As finals week commences, students at the University of California–San Diego say they are feeling the impact of the largest academic worker strike in U.S. history, now in its third week.
After months of negotiating pay raises, 48,000 researchers and student employees across all 10 University of California (UC) campuses launched a strike Nov. 14, demanding pay raises due to cost-of-living increases.
This has left some classes without instructors and professors without teaching assistants to grade assignments ahead of end-of-semester exams.
Tarah Lachmandas, a third-year communications major at UC–San Diego, said that while faculty in her department supports the strike, they have adapted final exams to accommodate the absence of teaching assistants.
“Our assignments were not graded. They were just marked complete or incomplete,” Lachmandas told the Epoch Times. “And in another class, the professor removed essay questions from the final exam, so it’s just going to be all multiple choice.”
Tristan Fhaardo, a second-year chemical engineering major, said the structure of his classes were upset by the strike.
“Attendance in a lot of my lectures has gone down, since teaching assistants were the ones to [take] attendance,” Fhaardo said. “Assignments have been more lenient because [there’s no one to] grade them, and classes have felt a lot more jumbled and disorganized since the strike started.”
However, for Desi—a graduate student and neuroscience researcher on strike, who declined to provide his last name—that’s the goal.
“The whole point of the strike is to cause disruption,” Desi told The Epoch Times. “It takes a collective action to create change. … We’re not doing this because we don’t want to work … We’re doing this because we deserve to be able to pay our bills and rent.”
Other graduate students disagreed with the United Auto Workers’—the union representing the strikers—methods of negotiating higher wages.

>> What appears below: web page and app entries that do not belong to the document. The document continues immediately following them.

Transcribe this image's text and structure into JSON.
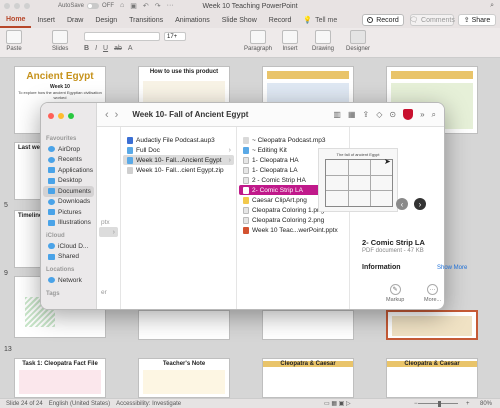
{
  "app": {
    "window_title": "Week 10 Teaching PowerPoint",
    "autosave_label": "AutoSave",
    "autosave_state": "OFF",
    "tabs": [
      "Home",
      "Insert",
      "Draw",
      "Design",
      "Transitions",
      "Animations",
      "Slide Show",
      "Record"
    ],
    "active_tab": "Home",
    "tell_me": "Tell me",
    "record_button": "Record",
    "comments_button": "Comments",
    "share_button": "Share"
  },
  "ribbon": {
    "paste": "Paste",
    "slides": "Slides",
    "font_size": "17+",
    "paragraph": "Paragraph",
    "insert": "Insert",
    "drawing": "Drawing",
    "designer": "Designer"
  },
  "slides": {
    "slide_numbers": [
      "5",
      "9",
      "13"
    ],
    "s1_title": "Ancient Egypt",
    "s1_week": "Week 10",
    "s1_sub": "To explore how the ancient Egyptian civilisation worked",
    "s2_title": "How to use this product",
    "s_lesson1": "Last week",
    "s_timeline": "Timeline",
    "s_task": "Task 1: Cleopatra Fact File",
    "s_teacher": "Teacher's Note",
    "s_cleo1": "Cleopatra & Caesar",
    "s_cleo2": "Cleopatra & Caesar"
  },
  "finder": {
    "title": "Week 10- Fall of Ancient Egypt",
    "sidebar": {
      "favourites_label": "Favourites",
      "favourites": [
        "AirDrop",
        "Recents",
        "Applications",
        "Desktop",
        "Documents",
        "Downloads",
        "Pictures",
        "Illustrations"
      ],
      "active": "Documents",
      "icloud_label": "iCloud",
      "icloud": [
        "iCloud D...",
        "Shared"
      ],
      "locations_label": "Locations",
      "locations": [
        "Network"
      ],
      "tags_label": "Tags"
    },
    "col1_fragments": [
      "ptx",
      "er"
    ],
    "col2": [
      "Audactiy File Podcast.aup3",
      "Full Doc",
      "Week 10- Fall...Ancient Egypt",
      "Week 10- Fall...cient Egypt.zip"
    ],
    "col3": [
      "~ Cleopatra Podcast.mp3",
      "~ Editing Kit",
      "1- Cleopatra HA",
      "1- Cleopatra LA",
      "2 - Comic Strip HA",
      "2- Comic Strip LA",
      "Caesar ClipArt.png",
      "Cleopatra Coloring 1.png",
      "Cleopatra Coloring 2.png",
      "Week 10 Teac...werPoint.pptx"
    ],
    "preview": {
      "thumb_title": "The fall of ancient Egypt",
      "name": "2- Comic Strip LA",
      "meta": "PDF document - 47 KB",
      "info_label": "Information",
      "show_more": "Show More",
      "markup": "Markup",
      "more": "More..."
    }
  },
  "status": {
    "slide_indicator": "Slide 24 of 24",
    "language": "English (United States)",
    "accessibility": "Accessibility: Investigate",
    "zoom": "80%",
    "zoom_fraction": 0.52
  },
  "colors": {
    "accent": "#b7472a",
    "selection_pink": "#c0198a",
    "egypt_gold": "#c6921b",
    "finder_red": "#c8102e"
  }
}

Philip Zhu, a chemistry graduate student and teaching assistant who did not strike, told The Epoch Times he thought students still deserved to get the education they paid tuition for.
“Although the strike is intended to pressure the university, students are the direct victims,” Zhu said. “I believe if the bargaining team cares … there will be better strategies that don’t place all the power in ‘doing damage’ to force the other party to do what they demand.”
UC officials struck a tentative deal with postdoctoral scholars and academic researchers Nov. 29—though they say they will not return to work until the demands of the graduate students are met.
However, the union’s demands for graduate and student workers could prove to be a bit more complicated.
UC Provost Michael Brown said Nov. 14 that two of the group’s demands—tying compensation to housing costs and waiving nonresident tuition for out-of-state and international students—could cost the UC system up to several hundred million dollars per year and be unfair to resident students, since nonresident students would be given a larger compensation package for the same workload.